What is needed:
Write down every entry once more, exactly as it reads.

Task input:
=== Begin Enclosure ===
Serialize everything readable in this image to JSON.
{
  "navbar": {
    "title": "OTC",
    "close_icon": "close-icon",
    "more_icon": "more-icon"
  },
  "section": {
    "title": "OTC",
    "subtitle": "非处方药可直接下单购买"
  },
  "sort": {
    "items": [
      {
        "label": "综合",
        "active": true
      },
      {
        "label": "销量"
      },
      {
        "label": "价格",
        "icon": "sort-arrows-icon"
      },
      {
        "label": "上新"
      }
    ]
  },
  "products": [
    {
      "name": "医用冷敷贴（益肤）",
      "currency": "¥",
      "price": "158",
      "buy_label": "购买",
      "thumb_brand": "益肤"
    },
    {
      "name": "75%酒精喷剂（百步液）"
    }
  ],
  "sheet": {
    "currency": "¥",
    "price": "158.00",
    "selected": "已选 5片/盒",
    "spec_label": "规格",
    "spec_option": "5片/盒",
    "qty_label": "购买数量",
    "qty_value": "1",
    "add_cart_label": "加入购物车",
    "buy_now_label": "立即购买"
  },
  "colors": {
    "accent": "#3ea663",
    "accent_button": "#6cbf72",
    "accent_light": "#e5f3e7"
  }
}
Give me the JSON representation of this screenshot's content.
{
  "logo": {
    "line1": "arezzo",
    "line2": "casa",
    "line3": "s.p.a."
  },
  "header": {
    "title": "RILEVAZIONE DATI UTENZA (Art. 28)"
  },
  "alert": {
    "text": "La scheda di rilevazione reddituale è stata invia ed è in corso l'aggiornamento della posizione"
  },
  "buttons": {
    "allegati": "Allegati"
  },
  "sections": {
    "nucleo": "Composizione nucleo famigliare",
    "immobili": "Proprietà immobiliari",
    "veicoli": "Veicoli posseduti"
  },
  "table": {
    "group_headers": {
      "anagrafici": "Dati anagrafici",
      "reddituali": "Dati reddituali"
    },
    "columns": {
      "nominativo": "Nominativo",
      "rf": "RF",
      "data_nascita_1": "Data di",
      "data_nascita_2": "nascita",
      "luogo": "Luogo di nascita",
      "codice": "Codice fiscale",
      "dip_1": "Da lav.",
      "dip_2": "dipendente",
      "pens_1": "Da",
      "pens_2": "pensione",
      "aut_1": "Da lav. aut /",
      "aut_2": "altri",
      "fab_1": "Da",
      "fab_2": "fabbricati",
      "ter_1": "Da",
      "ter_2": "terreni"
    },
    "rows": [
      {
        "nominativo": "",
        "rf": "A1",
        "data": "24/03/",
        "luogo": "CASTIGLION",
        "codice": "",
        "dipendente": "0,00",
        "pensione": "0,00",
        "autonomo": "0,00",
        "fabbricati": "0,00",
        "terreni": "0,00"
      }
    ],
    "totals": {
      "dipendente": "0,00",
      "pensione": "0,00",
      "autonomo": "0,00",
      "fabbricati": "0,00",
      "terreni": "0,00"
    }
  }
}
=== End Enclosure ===
Response for this exercise:
Serialize everything readable in this image to JSON.
{
  "navbar": {
    "title": "OTC",
    "close_icon": "close-icon",
    "more_icon": "more-icon"
  },
  "section": {
    "title": "OTC",
    "subtitle": "非处方药可直接下单购买"
  },
  "sort": {
    "items": [
      {
        "label": "综合",
        "active": true
      },
      {
        "label": "销量"
      },
      {
        "label": "价格",
        "icon": "sort-arrows-icon"
      },
      {
        "label": "上新"
      }
    ]
  },
  "products": [
    {
      "name": "医用冷敷贴（益肤）",
      "currency": "¥",
      "price": "158",
      "buy_label": "购买",
      "thumb_brand": "益肤"
    },
    {
      "name": "75%酒精喷剂（百步液）"
    }
  ],
  "sheet": {
    "currency": "¥",
    "price": "158.00",
    "selected": "已选 5片/盒",
    "spec_label": "规格",
    "spec_option": "5片/盒",
    "qty_label": "购买数量",
    "qty_value": "1",
    "add_cart_label": "加入购物车",
    "buy_now_label": "立即购买"
  },
  "colors": {
    "accent": "#3ea663",
    "accent_button": "#6cbf72",
    "accent_light": "#e5f3e7"
  }
}
Give me the JSON representation of this screenshot's content.
{
  "logo": {
    "line1": "arezzo",
    "line2": "casa",
    "line3": "s.p.a."
  },
  "header": {
    "title": "RILEVAZIONE DATI UTENZA (Art. 28)"
  },
  "alert": {
    "text": "La scheda di rilevazione reddituale è stata invia ed è in corso l'aggiornamento della posizione"
  },
  "buttons": {
    "allegati": "Allegati"
  },
  "sections": {
    "nucleo": "Composizione nucleo famigliare",
    "immobili": "Proprietà immobiliari",
    "veicoli": "Veicoli posseduti"
  },
  "table": {
    "group_headers": {
      "anagrafici": "Dati anagrafici",
      "reddituali": "Dati reddituali"
    },
    "columns": {
      "nominativo": "Nominativo",
      "rf": "RF",
      "data_nascita_1": "Data di",
      "data_nascita_2": "nascita",
      "luogo": "Luogo di nascita",
      "codice": "Codice fiscale",
      "dip_1": "Da lav.",
      "dip_2": "dipendente",
      "pens_1": "Da",
      "pens_2": "pensione",
      "aut_1": "Da lav. aut /",
      "aut_2": "altri",
      "fab_1": "Da",
      "fab_2": "fabbricati",
      "ter_1": "Da",
      "ter_2": "terreni"
    },
    "rows": [
      {
        "nominativo": "",
        "rf": "A1",
        "data": "24/03/",
        "luogo": "CASTIGLION",
        "codice": "",
        "dipendente": "0,00",
        "pensione": "0,00",
        "autonomo": "0,00",
        "fabbricati": "0,00",
        "terreni": "0,00"
      }
    ],
    "totals": {
      "dipendente": "0,00",
      "pensione": "0,00",
      "autonomo": "0,00",
      "fabbricati": "0,00",
      "terreni": "0,00"
    }
  }
}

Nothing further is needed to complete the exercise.